Feynman’s response to this is innocently cheeky, unintentionally funny and so Feynman.
Mr. R. Hobart Ellis Jr.
New York, New York
I’m not “Physicists,” I’m just me. I don’t read your magazine so I don’t know what’s in it. Maybe it’s good, I don’t know. Just don’t send it to me. Please remove my name from the mailing list as requested. What other physicists need or don’t need, want, or don’t want has nothing to do with it.
Thank you for spending all the time to write such a long letter to me. It was not my intention to shake your confidence in your magazine- nor to suggest that you stop publication-only that you stop sending one copy here. Can you do that, please?
Richard P. Feynman
What You Can Take Back Home From This:
1. Stop Being So Nice!
Say it like it is. Don’t fall into the trap of giving explanations when it’s not asked for, or feel guilty because you feel a certain way about something.
Feynman could have gone into a lengthy explanation about why he didn’t want a copy of the edition. He could at least be a little nicer, he was talking to the editor for gods’ sake. But he didn’t waste time trying to be liked. He didn’t feel guilty that he was refusing something that was practically being handed out to him. He wasn’t ashamed of the fact that being a physicist, he was turning down a physics magazine. And he certainly didn’t feel the need to explain why he didn’t want it, nor did he dwell in any niceties.
Yes, it’s not always easy to be straight-forward and nobody wants to hurt the ones they love. And that calls for a whole another article but for once, let’s focus on the ones we don’t love, or know very well, or have never met.
Why should you beat yourself up just to be nice to them?
You don’t always owe people an explanation for the way that you feel about things.
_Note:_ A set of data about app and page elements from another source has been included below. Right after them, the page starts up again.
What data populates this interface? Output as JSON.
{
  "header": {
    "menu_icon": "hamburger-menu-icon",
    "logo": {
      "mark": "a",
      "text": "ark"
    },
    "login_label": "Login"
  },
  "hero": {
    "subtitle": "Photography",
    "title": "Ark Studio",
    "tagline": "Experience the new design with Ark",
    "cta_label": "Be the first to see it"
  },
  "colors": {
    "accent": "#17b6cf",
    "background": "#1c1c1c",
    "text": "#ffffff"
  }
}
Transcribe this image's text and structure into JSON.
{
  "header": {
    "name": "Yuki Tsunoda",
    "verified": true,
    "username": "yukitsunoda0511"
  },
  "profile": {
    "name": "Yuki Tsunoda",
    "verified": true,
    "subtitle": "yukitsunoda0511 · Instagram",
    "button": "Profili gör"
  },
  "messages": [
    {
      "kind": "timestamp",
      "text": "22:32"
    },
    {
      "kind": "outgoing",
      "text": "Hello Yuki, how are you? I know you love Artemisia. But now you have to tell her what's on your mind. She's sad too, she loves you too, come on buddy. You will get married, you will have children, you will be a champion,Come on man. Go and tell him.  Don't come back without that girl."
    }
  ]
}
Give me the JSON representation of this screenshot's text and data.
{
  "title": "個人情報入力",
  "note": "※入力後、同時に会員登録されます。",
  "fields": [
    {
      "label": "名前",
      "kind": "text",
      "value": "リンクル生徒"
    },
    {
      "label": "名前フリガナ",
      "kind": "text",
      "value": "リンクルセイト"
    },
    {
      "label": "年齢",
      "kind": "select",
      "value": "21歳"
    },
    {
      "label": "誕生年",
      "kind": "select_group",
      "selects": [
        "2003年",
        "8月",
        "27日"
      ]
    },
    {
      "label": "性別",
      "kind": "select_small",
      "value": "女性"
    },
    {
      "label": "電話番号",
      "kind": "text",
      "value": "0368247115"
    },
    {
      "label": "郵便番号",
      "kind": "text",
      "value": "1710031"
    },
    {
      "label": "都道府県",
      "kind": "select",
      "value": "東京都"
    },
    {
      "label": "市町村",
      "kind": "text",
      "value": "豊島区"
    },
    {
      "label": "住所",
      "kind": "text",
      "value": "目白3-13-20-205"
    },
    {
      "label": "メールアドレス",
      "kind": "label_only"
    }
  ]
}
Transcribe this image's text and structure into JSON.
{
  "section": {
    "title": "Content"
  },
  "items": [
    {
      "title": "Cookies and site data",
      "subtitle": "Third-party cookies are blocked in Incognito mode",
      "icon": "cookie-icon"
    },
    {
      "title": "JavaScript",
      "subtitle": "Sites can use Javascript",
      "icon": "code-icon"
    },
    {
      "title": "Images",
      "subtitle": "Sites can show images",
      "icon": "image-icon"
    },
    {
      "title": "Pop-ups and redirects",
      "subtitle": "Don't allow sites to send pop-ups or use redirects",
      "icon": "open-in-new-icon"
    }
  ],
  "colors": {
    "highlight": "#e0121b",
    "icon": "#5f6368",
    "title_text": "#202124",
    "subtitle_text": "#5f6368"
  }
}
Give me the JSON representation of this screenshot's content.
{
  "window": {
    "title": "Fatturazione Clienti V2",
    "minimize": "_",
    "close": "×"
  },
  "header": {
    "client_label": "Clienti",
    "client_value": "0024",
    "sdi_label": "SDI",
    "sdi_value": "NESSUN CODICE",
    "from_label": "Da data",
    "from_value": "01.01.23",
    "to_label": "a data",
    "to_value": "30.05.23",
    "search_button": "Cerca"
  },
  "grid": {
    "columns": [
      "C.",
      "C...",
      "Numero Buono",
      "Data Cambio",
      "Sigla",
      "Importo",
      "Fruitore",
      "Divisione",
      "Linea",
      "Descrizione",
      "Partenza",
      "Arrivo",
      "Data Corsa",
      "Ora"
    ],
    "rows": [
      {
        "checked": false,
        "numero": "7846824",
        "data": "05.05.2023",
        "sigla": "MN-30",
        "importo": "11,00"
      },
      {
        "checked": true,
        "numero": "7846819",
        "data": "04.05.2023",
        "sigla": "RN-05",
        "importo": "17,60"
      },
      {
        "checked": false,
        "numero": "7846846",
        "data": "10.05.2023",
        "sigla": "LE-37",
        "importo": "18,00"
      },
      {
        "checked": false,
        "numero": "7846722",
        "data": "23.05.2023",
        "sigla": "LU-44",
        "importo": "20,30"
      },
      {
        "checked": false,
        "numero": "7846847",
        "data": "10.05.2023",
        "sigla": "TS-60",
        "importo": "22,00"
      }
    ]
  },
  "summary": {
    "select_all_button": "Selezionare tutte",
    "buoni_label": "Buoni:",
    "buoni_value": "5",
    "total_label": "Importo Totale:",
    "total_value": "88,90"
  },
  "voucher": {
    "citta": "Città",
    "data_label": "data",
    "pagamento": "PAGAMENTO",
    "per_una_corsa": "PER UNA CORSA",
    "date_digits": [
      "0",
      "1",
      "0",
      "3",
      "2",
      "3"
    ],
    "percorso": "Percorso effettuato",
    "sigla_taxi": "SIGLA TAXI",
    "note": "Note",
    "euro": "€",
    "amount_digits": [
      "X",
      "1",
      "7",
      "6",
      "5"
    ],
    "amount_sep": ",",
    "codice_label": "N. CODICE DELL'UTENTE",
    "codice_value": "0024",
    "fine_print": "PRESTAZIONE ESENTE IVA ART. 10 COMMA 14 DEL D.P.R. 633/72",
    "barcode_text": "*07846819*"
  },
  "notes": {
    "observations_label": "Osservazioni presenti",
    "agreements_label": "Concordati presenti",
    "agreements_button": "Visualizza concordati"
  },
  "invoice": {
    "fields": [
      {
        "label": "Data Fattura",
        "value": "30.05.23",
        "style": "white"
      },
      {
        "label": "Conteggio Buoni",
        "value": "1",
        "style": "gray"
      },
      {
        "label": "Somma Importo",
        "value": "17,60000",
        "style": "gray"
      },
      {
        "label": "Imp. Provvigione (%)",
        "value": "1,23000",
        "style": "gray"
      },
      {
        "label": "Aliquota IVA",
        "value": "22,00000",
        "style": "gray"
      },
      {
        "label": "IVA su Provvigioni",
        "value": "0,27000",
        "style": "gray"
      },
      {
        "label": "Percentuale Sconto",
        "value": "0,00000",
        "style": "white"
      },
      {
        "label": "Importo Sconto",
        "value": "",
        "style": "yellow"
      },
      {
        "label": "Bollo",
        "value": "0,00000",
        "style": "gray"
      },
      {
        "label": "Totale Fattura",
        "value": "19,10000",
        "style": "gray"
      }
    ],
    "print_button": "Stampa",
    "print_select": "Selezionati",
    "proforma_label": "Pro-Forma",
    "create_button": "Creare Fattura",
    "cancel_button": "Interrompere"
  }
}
Sometimes it may hurt the other person, but at least you’re not lying to make them feel better, which is good. And believe it or not, they will get over it. People have a life to live, and will not ponder over what you said to them “that one time”. Besides, It’s more important that you do not carry the burden of guilt.
2. Don’t Play Games.
If the answer to something is no in your head, Just say it. Don’t just say it. Scream it if need be. No need to sugar-coat the truth, or play games to make it hurt less, just be upfront. Don’t waste the other person’s time, and yours too.
I won’t say more, only leave this comic here, which explains everything.
3. Life Is Short, You Can’t Care About Everything!
Look. You may be a physicist, but that doesn’t mean you should care about every single development in the field of physics. You could be an Entrepreneur, but you don’t have to follow every Instagram page that talks about entrepreneurship. there’s nothing wrong in loving something and drawing a line to how much you indulge in it.
In the same way, you only have so much time and energy to spend. Please don’t take it upon yourself to make sure everyone you interact with leaves thinking of you as a nice person. They won’t. Don’t bother yourself with the milkman, or that co-worker who never looks your way. Stop it, stop it this instant.
Focus on the ones that love you. Look after them, and pay attention to their feelings. Be nice to everyone, but bother yourself with the ones who love you (Not conversely, because we love a lot of things that don’t love us back).
The richness of our life finally boils down to the number of lives we’ve added value to; the amount of lives we’ve touched, and the love we’ve given and shared.
It’s all about the small things.